At the moment I’m getting a little lost in my explanation, but there is a point here. This failure, that feels like the ultimate failure and tells me that I don’t measure up to anyone or anything, creates a fear of failing at everything.
This is about fear. Fear is crippling, and there is no easy fix. This is a battle you may or may not face, but it is one that I will probably fight my entire life.
I’m not writing this to guilt friends and loved ones into saying the things I want to hear. I am writing this because of the encouragement that I’m only starting to realize, and though I still lack confidence in everything – everything – beginning to understand a few things is insanely freeing.
I struggle with fear. I struggle with figuring out who I am and what I’m good at, and what I should be doing. I have been told a handful of times that I can write. I may not be the very best, but I know that I can write; and I sure as anything can write better than I can cook.

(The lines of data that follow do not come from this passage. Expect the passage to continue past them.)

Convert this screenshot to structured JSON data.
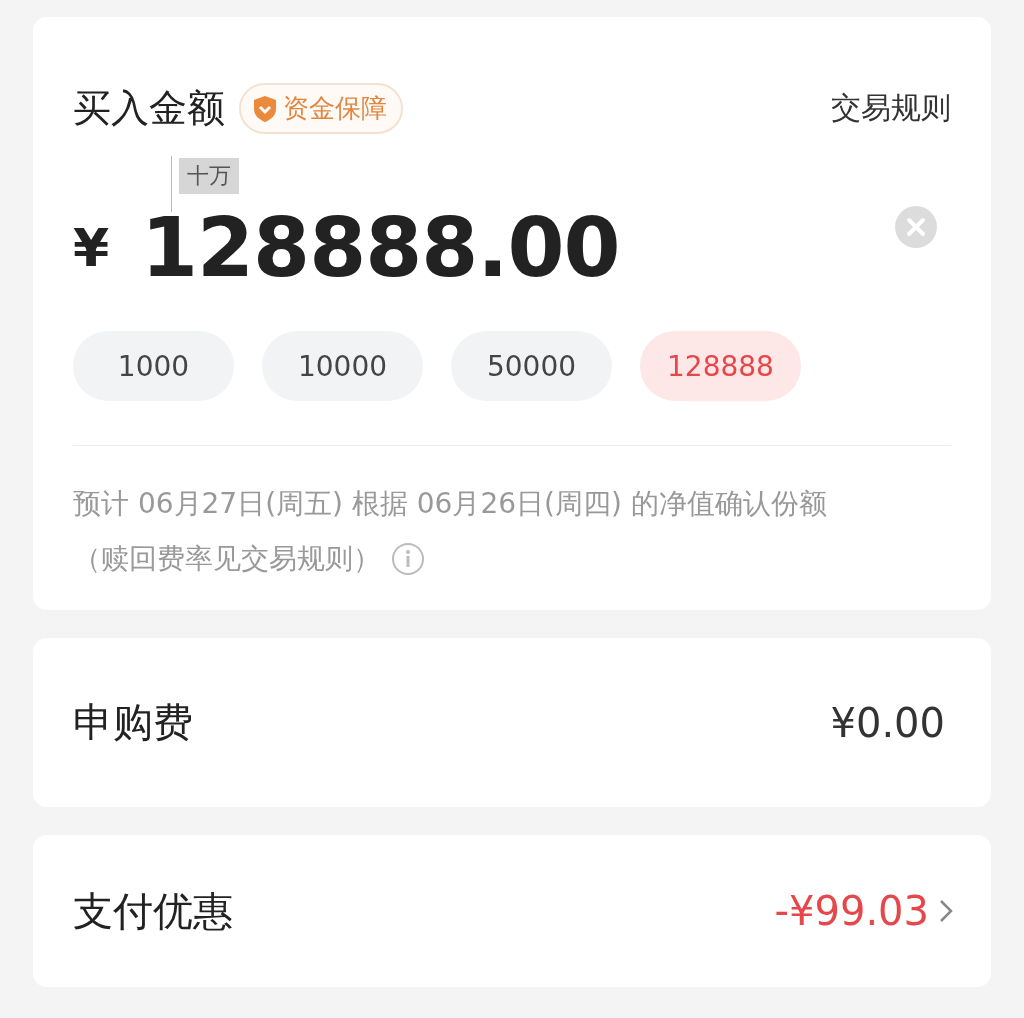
{
  "header": {
    "title": "买入金额",
    "badge": "资金保障",
    "rules_link": "交易规则"
  },
  "amount": {
    "currency": "¥",
    "value": "128888.00",
    "unit_hint": "十万"
  },
  "presets": [
    {
      "label": "1000",
      "selected": false
    },
    {
      "label": "10000",
      "selected": false
    },
    {
      "label": "50000",
      "selected": false
    },
    {
      "label": "128888",
      "selected": true
    }
  ],
  "confirm_note": {
    "text": "预计 06月27日(周五) 根据 06月26日(周四) 的净值确认份额",
    "subnote": "（赎回费率见交易规则）"
  },
  "rows": [
    {
      "kind": "plain",
      "label": "申购费",
      "value": "¥0.00"
    },
    {
      "kind": "discount",
      "label": "支付优惠",
      "value": "-¥99.03"
    }
  ]
}
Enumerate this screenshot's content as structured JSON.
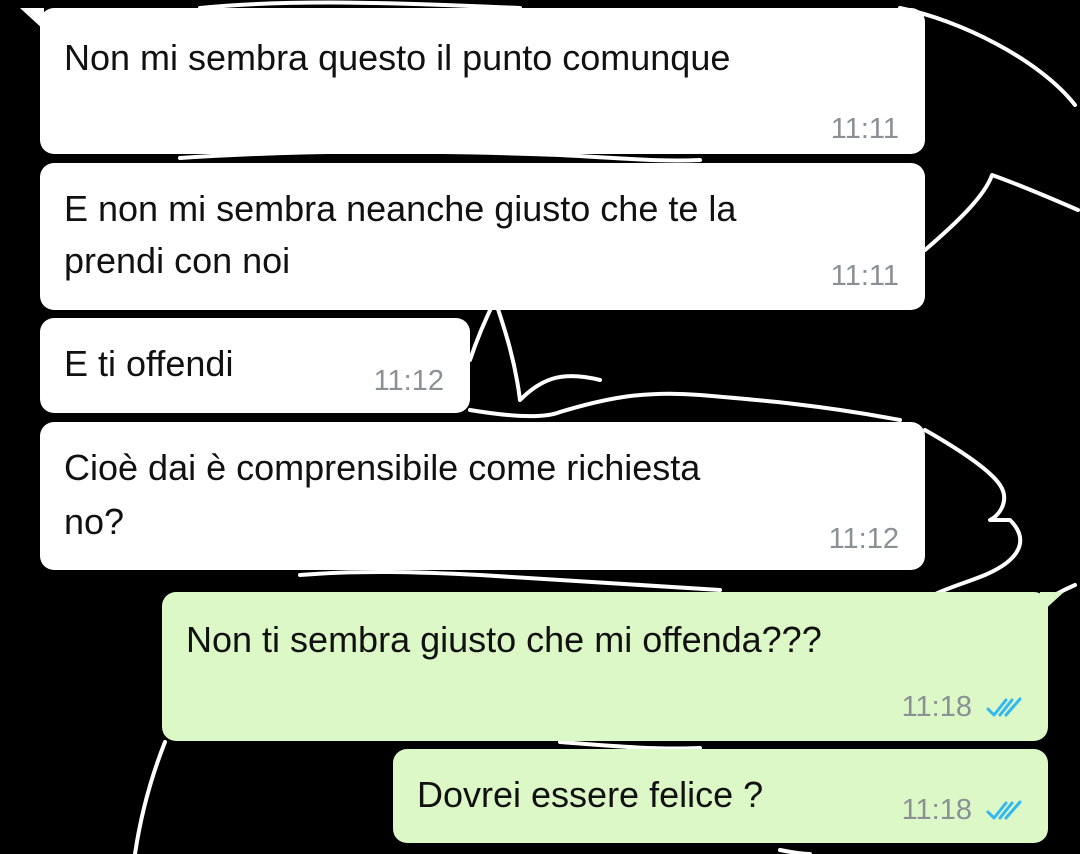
{
  "messages": [
    {
      "direction": "incoming",
      "lines": [
        "Non mi sembra questo il punto comunque"
      ],
      "time": "11:11"
    },
    {
      "direction": "incoming",
      "lines": [
        "E non mi sembra neanche giusto che te la",
        "prendi con noi"
      ],
      "time": "11:11"
    },
    {
      "direction": "incoming",
      "lines": [
        "E ti offendi"
      ],
      "time": "11:12"
    },
    {
      "direction": "incoming",
      "lines": [
        "Cioè dai è comprensibile come richiesta",
        "no?"
      ],
      "time": "11:12"
    },
    {
      "direction": "outgoing",
      "lines": [
        "Non ti sembra giusto che mi offenda???"
      ],
      "time": "11:18",
      "status": "read-double-check-icon"
    },
    {
      "direction": "outgoing",
      "lines": [
        "Dovrei essere felice ?"
      ],
      "time": "11:18",
      "status": "read-double-check-icon"
    }
  ],
  "colors": {
    "background": "#000000",
    "incoming_bubble": "#ffffff",
    "outgoing_bubble": "#dcf8c6",
    "timestamp": "#8a9094",
    "read_tick": "#34b7f1",
    "wallpaper_doodle": "#ffffff"
  }
}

And yet if I’m not told that by enough people, or often enough, fear tells me I can’t do this either …it’s just another non-talent I’ve been trying to force something out of …I cannot succeed at this or anything …I’m just not one of those “talented” types.
It is freeing to start learning to be happy with who I am, but I think the bigger struggle and even more freeing is learning to be happy with who I am not. Beginning to understand that we are not all expected to be the same, and anyone good at the things I’m not good at is a hero and a blessing in my life and community, to fill in where I’m lacking; and anyone who is better than I am at the things I’m okay at, is someone to learn from and admire. They haven’t taken up all the success available in that area of ability, but they may rather be helping to pave the way for me to join in on the success.
Learning to accept who I’m not helps me to accept that maybe I’m not a failure as a human being, I only need to worry less about trying to perfect myself in what I’m not, and start paying attention to growing in what I am. It hasn’t been easy.
The truth is: What I am not, someone else is. It is balance. I can let the amazing gifts of these someone-elses put me to shame, or I can choose to be grateful that someone was created to be able to do what is not in me to do. I can be afraid to try anything new for fear that I haven’t a single usable gift or talent, or I can learn to count every non-success as a key part of embracing who I am and who I am not.
This is what is buried deep within me, but it is not just for me. It is for someone else too. It is scary, but it is okay to not be what you are not.
Feel free to remind my of this when I forget.